EXTRACTED MATERIAL –
.....

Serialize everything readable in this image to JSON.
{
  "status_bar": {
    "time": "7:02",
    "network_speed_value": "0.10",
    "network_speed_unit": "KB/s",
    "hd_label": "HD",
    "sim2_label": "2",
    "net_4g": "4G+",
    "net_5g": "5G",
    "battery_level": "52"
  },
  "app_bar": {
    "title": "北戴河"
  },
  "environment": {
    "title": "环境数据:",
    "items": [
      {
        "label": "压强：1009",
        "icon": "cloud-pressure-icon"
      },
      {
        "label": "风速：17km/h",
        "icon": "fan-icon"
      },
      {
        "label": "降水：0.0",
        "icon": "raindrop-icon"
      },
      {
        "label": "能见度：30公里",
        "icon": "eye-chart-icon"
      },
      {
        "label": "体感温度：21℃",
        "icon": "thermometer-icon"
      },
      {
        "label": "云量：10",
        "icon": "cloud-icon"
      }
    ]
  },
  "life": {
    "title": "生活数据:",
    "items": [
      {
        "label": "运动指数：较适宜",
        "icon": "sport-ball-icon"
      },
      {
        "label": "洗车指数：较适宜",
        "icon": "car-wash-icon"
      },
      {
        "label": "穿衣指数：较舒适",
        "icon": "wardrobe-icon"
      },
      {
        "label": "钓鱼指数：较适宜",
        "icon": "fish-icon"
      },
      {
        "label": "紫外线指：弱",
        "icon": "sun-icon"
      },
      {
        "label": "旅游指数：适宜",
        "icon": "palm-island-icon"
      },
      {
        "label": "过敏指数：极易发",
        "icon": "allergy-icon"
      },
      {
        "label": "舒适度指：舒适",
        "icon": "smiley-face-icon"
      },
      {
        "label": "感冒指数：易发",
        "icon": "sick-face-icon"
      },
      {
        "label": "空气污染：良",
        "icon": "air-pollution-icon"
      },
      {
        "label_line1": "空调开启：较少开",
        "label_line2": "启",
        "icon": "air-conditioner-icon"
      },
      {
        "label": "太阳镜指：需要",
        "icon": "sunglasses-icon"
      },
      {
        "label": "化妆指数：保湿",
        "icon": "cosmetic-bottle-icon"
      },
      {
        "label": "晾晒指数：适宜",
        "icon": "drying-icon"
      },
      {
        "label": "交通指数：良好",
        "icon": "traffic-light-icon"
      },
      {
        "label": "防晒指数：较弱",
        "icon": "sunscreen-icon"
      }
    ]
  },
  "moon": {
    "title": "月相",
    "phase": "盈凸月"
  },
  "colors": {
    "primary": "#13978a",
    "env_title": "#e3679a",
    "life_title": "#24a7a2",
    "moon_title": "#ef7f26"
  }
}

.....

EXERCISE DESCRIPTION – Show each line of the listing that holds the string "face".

EXERCISE OUTPUT –
        "icon": "smiley-face-icon"
        "icon": "sick-face-icon"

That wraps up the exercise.